We updated you in our October 2018 Newsletter Case update 1: TUPE – beware of automatic unfair dismissal that the EAT held that the dismissal of an employee immediately before a TUPE transfer was automatically unfair, even though the dismissal was due in part to the employee’s personal circumstances.
The Court of Appeal has confirmed the EAT’s decision.
Summary: Was the dismissal of an employee on the day of a TUPE transfer automatically unfair, despite being due in part to the employee’s personal circumstances?
Yes, held the Court of Appeal in Hare Wines Ltd v Kaur available here.
Background: The dismissal of an employee of the transferor or transferee is automatically unfair if the sole or principal reason for the dismissal is the transfer.
Whether a dismissal is by reason of the transfer is a question of fact for the Tribunal to decide in the light of all the circumstances. If the employer can show that the dismissal would have occurred wholly independently of the transfer, and is therefore unrelated to the transfer, the dismissal is not automatically unfair and fairness will be considered in accordance with normal principles.
Facts: The employee, Ms Kaur, was a cashier working for H&W Wholesale, the employer. Ms Kaur was dismissed the day that the stock and employees of the employer were transferred under TUPE 2006 to Hare Wines.
Ms Kaur brought a Tribunal claim for automatic unfair dismissal because the sole or principal reason for her dismissal was the transfer. Ms Kaur argued that she had not been allowed to transfer because of a strained working relationship with her colleague, Mr Chatha. On the day of the transfer, Ms Kaur had met with a director of H & W, Mr Windsor. Ms Kaur said that Mr Windsor had told her that she was going to be dismissed because Mr Chatha and Hare Wines Ltd did not want her.
Hare Wines Ltd said that at the meeting Ms Kaur had objected to the transfer because she did not want to transfer because of her working relationships with Mr Chatha and another male colleague.
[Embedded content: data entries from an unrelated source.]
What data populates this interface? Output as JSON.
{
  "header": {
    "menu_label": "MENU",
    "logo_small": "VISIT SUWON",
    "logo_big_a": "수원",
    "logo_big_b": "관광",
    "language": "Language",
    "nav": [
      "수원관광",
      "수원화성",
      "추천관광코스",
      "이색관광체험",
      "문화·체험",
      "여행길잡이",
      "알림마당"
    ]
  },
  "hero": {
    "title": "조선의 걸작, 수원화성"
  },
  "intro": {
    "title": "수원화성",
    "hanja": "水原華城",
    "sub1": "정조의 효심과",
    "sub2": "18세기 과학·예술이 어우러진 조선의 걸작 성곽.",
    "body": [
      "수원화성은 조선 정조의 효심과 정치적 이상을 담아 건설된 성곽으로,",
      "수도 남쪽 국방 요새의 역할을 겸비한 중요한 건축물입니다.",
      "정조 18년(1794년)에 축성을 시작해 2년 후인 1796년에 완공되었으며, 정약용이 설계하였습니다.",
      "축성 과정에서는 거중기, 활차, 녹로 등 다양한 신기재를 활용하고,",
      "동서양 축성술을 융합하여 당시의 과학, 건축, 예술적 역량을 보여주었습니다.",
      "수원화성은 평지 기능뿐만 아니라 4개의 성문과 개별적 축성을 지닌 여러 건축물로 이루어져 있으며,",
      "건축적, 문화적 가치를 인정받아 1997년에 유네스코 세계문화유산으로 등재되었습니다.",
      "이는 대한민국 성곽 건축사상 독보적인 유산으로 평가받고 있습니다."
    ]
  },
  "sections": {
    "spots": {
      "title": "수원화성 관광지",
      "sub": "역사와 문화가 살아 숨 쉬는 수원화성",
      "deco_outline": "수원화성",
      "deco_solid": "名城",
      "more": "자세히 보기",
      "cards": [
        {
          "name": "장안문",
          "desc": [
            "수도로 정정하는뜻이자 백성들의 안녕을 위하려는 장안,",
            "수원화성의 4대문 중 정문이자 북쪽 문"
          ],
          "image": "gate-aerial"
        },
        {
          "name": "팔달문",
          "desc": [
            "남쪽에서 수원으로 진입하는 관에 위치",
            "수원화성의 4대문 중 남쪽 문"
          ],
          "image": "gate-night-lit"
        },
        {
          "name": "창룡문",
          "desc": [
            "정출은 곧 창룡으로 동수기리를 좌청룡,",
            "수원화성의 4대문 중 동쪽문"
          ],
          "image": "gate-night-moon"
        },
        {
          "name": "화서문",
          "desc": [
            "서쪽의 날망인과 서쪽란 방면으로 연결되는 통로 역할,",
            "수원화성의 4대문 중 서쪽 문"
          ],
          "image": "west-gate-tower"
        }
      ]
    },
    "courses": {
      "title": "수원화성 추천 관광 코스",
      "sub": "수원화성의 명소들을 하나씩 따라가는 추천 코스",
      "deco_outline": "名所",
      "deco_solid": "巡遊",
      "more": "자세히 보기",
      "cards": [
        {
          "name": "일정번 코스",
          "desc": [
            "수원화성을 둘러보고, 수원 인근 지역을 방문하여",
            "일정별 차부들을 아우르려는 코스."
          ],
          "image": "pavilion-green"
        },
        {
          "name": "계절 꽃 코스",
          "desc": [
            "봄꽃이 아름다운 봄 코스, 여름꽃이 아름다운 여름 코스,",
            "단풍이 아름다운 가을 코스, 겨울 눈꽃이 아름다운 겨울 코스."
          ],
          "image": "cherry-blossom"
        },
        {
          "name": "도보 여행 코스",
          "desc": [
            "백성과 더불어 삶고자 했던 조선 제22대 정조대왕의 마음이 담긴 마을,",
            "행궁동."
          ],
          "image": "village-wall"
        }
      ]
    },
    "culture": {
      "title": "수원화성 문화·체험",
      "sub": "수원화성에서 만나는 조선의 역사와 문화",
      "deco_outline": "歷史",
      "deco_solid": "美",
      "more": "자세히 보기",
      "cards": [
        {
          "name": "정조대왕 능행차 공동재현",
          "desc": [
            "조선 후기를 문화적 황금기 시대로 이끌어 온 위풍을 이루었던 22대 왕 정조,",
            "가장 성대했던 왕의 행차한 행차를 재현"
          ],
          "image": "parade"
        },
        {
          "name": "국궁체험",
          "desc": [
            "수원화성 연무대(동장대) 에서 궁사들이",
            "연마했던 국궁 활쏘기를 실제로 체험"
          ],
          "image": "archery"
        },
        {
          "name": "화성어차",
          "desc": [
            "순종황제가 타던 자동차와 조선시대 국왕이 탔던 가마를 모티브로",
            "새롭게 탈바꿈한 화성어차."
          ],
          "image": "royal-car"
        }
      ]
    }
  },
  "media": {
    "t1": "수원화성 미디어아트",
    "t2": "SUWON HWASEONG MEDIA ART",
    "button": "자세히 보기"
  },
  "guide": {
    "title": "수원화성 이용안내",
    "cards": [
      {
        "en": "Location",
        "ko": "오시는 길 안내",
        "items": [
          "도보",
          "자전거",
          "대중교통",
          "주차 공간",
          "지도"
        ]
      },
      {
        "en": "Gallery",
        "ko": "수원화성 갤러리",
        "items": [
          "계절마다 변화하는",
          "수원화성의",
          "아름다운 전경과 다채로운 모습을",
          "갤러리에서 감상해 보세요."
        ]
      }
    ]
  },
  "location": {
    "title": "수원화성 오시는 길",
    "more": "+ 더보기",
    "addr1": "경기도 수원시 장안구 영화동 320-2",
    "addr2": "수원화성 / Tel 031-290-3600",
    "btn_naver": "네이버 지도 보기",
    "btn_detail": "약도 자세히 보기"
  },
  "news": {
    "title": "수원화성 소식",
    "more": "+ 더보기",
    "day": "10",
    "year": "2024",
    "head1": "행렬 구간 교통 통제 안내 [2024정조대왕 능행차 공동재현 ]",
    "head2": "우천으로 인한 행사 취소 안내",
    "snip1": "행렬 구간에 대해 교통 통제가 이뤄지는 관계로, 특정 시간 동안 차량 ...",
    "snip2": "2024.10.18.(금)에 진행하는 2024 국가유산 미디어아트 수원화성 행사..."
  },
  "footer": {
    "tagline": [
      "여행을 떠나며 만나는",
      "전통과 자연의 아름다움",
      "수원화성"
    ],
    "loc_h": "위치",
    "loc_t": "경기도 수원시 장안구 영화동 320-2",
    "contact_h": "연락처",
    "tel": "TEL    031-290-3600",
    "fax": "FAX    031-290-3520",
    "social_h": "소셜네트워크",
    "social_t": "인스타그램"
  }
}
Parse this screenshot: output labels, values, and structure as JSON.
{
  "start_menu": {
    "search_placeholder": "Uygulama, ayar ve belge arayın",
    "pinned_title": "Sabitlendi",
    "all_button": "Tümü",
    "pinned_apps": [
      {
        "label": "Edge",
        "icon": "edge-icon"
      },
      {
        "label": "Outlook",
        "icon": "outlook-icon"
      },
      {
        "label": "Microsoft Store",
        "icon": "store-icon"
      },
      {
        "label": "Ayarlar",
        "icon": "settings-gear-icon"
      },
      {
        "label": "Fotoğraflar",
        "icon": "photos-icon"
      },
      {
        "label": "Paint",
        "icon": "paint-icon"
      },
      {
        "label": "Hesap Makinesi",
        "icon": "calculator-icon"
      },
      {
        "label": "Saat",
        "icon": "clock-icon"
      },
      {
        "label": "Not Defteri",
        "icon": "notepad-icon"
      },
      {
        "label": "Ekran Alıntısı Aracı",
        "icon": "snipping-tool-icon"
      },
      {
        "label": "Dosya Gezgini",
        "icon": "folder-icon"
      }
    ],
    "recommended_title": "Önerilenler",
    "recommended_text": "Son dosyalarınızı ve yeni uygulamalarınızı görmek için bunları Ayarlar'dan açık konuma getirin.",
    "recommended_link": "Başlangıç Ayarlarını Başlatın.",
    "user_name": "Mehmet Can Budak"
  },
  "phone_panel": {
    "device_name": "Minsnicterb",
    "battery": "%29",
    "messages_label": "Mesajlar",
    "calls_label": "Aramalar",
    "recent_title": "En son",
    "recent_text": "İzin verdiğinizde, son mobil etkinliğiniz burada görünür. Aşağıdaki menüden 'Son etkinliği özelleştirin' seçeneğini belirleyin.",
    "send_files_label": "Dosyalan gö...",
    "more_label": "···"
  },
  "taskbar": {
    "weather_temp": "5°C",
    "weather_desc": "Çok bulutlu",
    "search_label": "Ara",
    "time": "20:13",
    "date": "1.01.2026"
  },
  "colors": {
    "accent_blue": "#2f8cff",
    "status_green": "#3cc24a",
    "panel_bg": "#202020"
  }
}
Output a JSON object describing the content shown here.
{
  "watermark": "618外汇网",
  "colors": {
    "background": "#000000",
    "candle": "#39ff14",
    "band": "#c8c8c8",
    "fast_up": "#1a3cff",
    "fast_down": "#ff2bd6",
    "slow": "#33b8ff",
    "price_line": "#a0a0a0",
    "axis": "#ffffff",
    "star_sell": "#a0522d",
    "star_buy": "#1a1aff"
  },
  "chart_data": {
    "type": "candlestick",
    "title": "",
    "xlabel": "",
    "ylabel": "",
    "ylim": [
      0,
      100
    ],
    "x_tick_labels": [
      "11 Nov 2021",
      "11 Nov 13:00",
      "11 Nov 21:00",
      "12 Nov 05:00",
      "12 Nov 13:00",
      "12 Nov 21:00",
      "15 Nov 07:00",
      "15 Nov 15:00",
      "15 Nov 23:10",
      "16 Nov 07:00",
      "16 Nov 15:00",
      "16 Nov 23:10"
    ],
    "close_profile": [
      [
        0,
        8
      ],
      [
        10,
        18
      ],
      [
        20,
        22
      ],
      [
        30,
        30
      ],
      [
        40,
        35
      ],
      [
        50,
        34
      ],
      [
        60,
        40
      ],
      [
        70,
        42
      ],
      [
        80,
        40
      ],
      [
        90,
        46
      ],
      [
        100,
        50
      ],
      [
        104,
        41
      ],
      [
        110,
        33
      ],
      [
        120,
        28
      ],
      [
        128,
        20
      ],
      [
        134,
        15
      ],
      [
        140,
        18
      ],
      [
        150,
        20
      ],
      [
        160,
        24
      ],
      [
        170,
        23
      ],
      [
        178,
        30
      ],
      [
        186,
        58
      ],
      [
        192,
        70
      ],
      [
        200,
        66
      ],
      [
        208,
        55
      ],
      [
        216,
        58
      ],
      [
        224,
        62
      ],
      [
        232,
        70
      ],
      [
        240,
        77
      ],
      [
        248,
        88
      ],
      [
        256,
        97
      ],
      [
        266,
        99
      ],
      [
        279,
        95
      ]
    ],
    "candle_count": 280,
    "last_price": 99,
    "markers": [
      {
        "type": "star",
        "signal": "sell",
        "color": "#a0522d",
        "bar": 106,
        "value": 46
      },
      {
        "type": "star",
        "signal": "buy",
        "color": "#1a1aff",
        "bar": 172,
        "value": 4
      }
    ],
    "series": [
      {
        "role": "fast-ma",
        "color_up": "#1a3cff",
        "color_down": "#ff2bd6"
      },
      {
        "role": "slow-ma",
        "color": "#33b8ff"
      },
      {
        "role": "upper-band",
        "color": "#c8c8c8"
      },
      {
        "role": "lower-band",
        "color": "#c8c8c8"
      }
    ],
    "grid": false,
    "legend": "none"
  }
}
Hare Wines said that Ms Kaur’s employment had been ended because she had objected to the transfer.
The Tribunal held that Ms Kaur’s dismissal was automatically unfair because the reason for the dismissal was the transfer. It accepted that Ms Kaur had not objected to the transfer and would have transferred but for her dismissal. As such, it concluded Ms Kaur had been dismissed because Hare Wines had anticipated that there would be ongoing difficulties in the working relationship between her and Mr Chatha and did not wish her contract of employment to transfer.
Hare Wines appealed to the EAT. Hare Wines’ main argument was that the reason for the dismissal was entirely personal to Ms Kaur and did not relate to the transfer.
The EAT dismissed the appeal and Hare Wines appealed to the Court of Appeal.
Hare Wines argued that Ms Kaur’s dismissal was not automatically unfair: it said that the reasons given by the Tribunal for the dismissal were “purely personal reasons“ and not consequent on the TUPE transfer.
The Court of Appeal agreed with the EAT and dismissed the appeal. The Court of Appeal said that, once the Tribunal had found that Ms Kaur had not objected to the transfer, the central question was i) whether she had been dismissed because of her relationship with Mr Chatha, and the proximity of the transfer was coincidental or ii) whether she had been dismissed because Hare Wines did not want her, the reason being that she did not get on with Mr Chatha. It was for the Tribunal to determine which of those was the sole or principal reason for the dismissal. On the evidence, the Tribunal had been entitled to prefer the second of these reasons. The reason for the dismissal was the transfer.
Implications: Employers should act with caution if dismissing someone around the time of a TUPE transfer (unless there is a genuine economic, technical or organisational reason for the dismissal).
The fact that the dismissal is around the time of the transfer does not dictate that the principal reason for the dismissal is the transfer, but it is persuasive. I.e. if there is no other good explanation for the timing of the dismissal, it is likely that a Tribunal will conclude there is a link with the transfer. The closer the dismissal is to the transfer date, the greater the risk will be of an automatically unfair dismissal.
On a more positive note, an example of a dismissal which is not related to the transfer could be one at the end of a long prior disciplinary process, which just happened to expire a few days before the transfer.